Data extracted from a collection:
· · · · · · ·
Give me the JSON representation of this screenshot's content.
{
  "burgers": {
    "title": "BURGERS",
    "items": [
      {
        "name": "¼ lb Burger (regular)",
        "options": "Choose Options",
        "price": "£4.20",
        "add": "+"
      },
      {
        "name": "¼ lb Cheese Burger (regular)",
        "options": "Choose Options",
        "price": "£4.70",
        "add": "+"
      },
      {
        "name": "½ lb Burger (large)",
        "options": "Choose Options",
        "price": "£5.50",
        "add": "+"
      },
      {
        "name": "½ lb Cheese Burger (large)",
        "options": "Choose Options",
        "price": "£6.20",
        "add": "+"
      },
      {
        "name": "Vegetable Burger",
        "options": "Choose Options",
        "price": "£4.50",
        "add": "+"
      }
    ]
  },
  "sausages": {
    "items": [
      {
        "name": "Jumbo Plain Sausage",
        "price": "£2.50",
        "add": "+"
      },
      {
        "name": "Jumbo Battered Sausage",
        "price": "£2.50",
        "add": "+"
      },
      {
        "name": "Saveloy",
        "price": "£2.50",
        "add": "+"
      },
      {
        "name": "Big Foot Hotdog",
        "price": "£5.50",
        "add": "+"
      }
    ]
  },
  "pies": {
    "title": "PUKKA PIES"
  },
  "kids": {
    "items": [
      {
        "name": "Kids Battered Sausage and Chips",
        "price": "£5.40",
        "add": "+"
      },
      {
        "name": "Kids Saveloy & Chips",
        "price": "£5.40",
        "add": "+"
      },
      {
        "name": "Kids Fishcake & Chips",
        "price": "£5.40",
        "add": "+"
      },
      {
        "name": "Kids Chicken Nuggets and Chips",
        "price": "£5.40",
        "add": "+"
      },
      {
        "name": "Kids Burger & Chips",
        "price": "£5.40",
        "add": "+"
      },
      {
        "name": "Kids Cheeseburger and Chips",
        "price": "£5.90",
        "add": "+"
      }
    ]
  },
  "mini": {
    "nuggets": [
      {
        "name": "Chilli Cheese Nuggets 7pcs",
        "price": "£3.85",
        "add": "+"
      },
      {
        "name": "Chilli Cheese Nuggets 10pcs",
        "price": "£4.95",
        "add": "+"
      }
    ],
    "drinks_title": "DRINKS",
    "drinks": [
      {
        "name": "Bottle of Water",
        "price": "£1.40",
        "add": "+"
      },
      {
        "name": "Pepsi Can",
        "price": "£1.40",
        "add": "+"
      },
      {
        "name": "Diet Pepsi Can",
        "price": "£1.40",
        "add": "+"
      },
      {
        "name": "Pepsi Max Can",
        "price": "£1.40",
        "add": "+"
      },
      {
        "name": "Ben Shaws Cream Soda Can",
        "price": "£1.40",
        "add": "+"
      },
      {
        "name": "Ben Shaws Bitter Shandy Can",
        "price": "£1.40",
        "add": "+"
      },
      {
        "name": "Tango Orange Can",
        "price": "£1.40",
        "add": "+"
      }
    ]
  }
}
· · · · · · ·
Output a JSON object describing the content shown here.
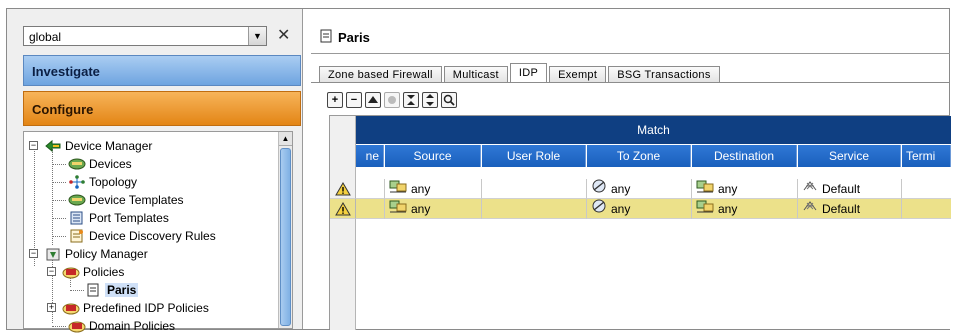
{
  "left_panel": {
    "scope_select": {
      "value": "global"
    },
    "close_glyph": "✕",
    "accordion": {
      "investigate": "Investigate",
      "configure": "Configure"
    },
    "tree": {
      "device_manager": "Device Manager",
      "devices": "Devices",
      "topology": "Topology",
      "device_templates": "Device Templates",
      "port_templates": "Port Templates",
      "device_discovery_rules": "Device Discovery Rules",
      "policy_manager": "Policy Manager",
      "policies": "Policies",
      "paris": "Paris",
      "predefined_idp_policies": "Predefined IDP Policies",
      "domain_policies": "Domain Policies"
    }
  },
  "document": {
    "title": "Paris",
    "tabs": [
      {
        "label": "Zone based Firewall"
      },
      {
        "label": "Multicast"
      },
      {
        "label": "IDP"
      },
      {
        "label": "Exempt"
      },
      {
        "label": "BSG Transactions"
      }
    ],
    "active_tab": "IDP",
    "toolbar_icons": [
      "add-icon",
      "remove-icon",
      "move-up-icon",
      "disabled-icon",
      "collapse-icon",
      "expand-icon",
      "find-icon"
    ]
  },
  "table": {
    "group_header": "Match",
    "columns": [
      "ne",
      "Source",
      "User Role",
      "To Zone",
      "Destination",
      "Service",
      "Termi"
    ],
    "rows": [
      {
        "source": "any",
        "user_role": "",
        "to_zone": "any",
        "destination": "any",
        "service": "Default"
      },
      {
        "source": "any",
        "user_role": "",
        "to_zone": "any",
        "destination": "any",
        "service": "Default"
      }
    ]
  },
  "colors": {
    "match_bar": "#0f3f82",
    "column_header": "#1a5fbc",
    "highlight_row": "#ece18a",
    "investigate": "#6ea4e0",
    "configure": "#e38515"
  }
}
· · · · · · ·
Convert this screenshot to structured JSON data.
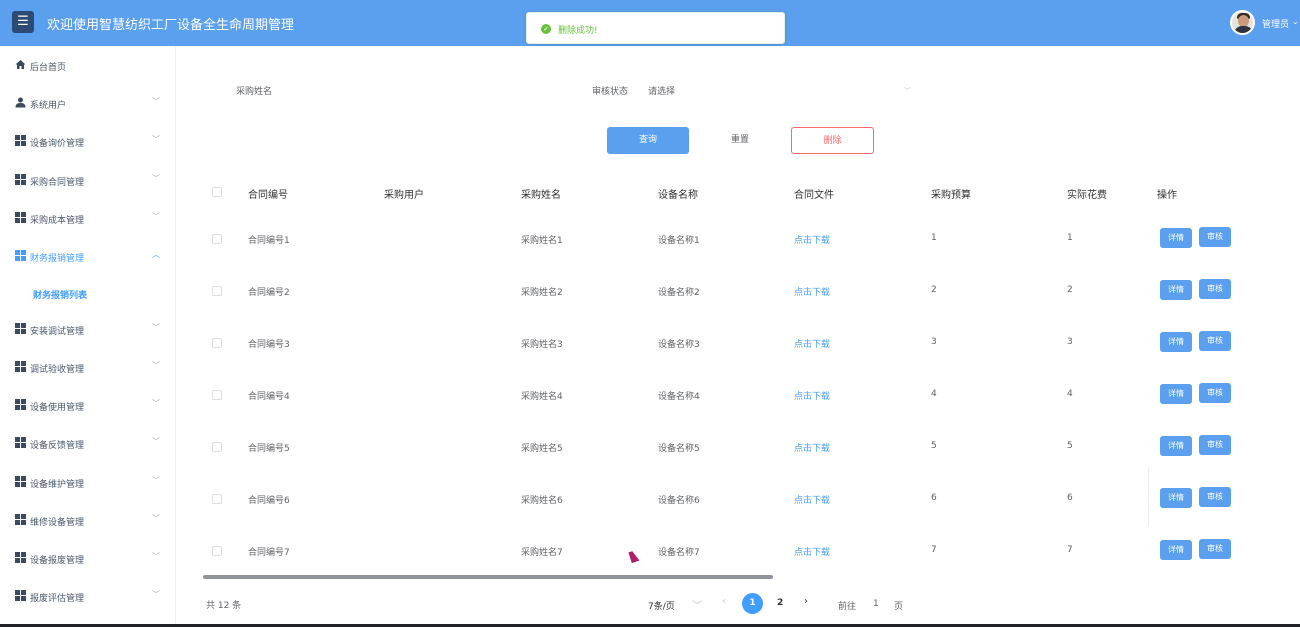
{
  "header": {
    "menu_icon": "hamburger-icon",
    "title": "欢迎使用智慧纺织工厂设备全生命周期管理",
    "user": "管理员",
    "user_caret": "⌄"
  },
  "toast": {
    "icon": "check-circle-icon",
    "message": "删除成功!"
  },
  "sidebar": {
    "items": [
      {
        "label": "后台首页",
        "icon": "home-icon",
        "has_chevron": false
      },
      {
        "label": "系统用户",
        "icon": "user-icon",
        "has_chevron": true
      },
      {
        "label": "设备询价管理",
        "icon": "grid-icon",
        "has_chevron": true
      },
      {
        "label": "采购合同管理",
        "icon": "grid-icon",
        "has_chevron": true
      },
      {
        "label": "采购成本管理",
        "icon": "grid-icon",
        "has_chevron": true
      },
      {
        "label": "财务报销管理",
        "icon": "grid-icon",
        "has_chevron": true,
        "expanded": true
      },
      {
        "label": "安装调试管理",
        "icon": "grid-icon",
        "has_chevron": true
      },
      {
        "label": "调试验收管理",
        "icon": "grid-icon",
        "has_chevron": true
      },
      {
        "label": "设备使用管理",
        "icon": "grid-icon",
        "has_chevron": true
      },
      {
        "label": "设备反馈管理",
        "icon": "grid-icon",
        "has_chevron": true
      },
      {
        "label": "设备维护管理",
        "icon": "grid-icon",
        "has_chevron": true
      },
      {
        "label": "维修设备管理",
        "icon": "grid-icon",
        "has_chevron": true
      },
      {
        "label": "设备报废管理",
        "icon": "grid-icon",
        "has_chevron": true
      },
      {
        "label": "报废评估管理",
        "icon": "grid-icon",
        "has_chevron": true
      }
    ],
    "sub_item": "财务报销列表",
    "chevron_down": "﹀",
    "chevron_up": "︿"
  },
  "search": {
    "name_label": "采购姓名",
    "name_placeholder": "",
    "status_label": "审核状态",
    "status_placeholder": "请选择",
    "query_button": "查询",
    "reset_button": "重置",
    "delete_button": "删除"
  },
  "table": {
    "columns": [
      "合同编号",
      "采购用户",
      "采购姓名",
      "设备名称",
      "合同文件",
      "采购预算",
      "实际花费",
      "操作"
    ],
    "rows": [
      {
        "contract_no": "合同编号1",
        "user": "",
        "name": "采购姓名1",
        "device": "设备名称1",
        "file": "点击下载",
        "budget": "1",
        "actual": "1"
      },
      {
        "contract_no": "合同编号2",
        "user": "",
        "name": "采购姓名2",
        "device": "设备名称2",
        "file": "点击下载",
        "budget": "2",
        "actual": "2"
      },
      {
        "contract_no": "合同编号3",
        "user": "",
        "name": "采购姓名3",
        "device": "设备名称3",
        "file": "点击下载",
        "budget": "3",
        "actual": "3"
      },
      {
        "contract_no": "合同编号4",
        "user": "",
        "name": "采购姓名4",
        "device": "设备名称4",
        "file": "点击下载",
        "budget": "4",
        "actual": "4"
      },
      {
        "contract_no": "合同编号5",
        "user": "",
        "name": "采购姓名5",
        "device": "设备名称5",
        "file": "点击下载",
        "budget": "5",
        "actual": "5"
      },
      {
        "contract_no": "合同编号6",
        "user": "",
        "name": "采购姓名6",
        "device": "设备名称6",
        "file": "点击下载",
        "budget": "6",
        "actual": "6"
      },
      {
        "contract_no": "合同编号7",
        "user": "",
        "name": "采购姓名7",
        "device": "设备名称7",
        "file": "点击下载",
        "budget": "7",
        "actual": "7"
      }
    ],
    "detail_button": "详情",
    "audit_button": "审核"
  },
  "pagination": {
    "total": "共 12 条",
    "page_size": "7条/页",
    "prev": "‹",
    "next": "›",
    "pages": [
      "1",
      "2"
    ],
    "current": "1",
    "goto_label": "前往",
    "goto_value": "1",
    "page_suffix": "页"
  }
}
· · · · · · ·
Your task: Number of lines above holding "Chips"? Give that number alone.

Written answer: 6